## STUDY MATERIAL

□ □ □ □ □ □ □

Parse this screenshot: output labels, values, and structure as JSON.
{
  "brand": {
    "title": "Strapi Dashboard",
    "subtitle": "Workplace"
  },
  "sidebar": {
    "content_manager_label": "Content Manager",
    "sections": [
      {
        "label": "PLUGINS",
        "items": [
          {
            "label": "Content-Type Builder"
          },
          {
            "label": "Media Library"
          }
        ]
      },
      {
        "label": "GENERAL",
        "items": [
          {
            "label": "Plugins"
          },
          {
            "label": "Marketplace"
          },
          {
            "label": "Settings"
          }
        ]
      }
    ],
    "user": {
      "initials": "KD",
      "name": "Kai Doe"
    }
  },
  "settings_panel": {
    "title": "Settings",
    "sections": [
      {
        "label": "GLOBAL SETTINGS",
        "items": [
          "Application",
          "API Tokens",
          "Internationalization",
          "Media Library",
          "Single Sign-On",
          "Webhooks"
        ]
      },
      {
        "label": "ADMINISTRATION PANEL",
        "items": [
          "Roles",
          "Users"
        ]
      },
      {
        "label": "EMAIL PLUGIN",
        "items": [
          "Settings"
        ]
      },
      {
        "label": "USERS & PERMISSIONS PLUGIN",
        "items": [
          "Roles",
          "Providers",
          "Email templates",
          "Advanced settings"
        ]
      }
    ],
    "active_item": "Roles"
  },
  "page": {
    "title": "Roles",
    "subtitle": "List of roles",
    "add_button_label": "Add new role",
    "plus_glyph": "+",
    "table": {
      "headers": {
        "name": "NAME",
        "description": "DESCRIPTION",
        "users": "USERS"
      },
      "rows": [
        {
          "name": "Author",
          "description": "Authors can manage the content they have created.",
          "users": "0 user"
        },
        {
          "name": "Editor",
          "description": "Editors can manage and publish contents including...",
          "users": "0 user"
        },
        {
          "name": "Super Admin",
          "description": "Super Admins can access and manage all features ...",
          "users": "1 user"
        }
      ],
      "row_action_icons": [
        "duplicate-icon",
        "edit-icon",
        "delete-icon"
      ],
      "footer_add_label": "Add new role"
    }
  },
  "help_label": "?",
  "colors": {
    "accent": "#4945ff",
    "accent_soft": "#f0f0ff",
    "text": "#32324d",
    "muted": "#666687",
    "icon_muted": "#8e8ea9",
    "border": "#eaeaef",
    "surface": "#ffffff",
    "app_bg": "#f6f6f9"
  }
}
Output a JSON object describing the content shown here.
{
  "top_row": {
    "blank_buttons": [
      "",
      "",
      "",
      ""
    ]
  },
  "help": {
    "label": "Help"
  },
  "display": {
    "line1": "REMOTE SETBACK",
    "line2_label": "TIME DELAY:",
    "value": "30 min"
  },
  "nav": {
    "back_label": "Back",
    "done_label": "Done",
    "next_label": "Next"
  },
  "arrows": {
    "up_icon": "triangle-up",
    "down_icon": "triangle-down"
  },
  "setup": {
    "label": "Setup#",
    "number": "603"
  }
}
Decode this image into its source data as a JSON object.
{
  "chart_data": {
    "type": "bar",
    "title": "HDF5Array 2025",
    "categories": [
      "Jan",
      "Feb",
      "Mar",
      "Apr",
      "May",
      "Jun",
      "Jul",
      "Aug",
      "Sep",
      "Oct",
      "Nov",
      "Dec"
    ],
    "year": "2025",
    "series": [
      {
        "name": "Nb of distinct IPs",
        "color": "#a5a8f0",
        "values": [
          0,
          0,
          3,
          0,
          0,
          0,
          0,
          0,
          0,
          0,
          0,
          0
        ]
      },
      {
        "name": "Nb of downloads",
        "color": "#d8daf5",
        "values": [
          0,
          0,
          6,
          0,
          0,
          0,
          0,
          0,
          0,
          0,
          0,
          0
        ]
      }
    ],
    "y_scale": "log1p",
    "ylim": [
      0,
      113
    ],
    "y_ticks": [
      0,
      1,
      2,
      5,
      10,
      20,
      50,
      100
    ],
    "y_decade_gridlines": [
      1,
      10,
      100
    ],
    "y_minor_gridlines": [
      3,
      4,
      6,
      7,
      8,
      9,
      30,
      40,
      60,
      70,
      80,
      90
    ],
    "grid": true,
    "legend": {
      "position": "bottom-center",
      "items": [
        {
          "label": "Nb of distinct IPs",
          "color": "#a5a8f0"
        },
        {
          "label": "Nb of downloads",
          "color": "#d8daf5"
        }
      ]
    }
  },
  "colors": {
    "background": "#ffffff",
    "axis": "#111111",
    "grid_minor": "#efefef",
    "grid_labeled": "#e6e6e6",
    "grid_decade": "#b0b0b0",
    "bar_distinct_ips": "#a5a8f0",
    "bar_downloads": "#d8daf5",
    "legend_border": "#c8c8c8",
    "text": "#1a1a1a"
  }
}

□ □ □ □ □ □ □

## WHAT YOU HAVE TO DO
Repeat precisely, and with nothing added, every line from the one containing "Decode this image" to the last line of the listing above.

## SOLUTION FOR THIS PROBLEM
Decode this image into its source data as a JSON object.
{
  "chart_data": {
    "type": "bar",
    "title": "HDF5Array 2025",
    "categories": [
      "Jan",
      "Feb",
      "Mar",
      "Apr",
      "May",
      "Jun",
      "Jul",
      "Aug",
      "Sep",
      "Oct",
      "Nov",
      "Dec"
    ],
    "year": "2025",
    "series": [
      {
        "name": "Nb of distinct IPs",
        "color": "#a5a8f0",
        "values": [
          0,
          0,
          3,
          0,
          0,
          0,
          0,
          0,
          0,
          0,
          0,
          0
        ]
      },
      {
        "name": "Nb of downloads",
        "color": "#d8daf5",
        "values": [
          0,
          0,
          6,
          0,
          0,
          0,
          0,
          0,
          0,
          0,
          0,
          0
        ]
      }
    ],
    "y_scale": "log1p",
    "ylim": [
      0,
      113
    ],
    "y_ticks": [
      0,
      1,
      2,
      5,
      10,
      20,
      50,
      100
    ],
    "y_decade_gridlines": [
      1,
      10,
      100
    ],
    "y_minor_gridlines": [
      3,
      4,
      6,
      7,
      8,
      9,
      30,
      40,
      60,
      70,
      80,
      90
    ],
    "grid": true,
    "legend": {
      "position": "bottom-center",
      "items": [
        {
          "label": "Nb of distinct IPs",
          "color": "#a5a8f0"
        },
        {
          "label": "Nb of downloads",
          "color": "#d8daf5"
        }
      ]
    }
  },
  "colors": {
    "background": "#ffffff",
    "axis": "#111111",
    "grid_minor": "#efefef",
    "grid_labeled": "#e6e6e6",
    "grid_decade": "#b0b0b0",
    "bar_distinct_ips": "#a5a8f0",
    "bar_downloads": "#d8daf5",
    "legend_border": "#c8c8c8",
    "text": "#1a1a1a"
  }
}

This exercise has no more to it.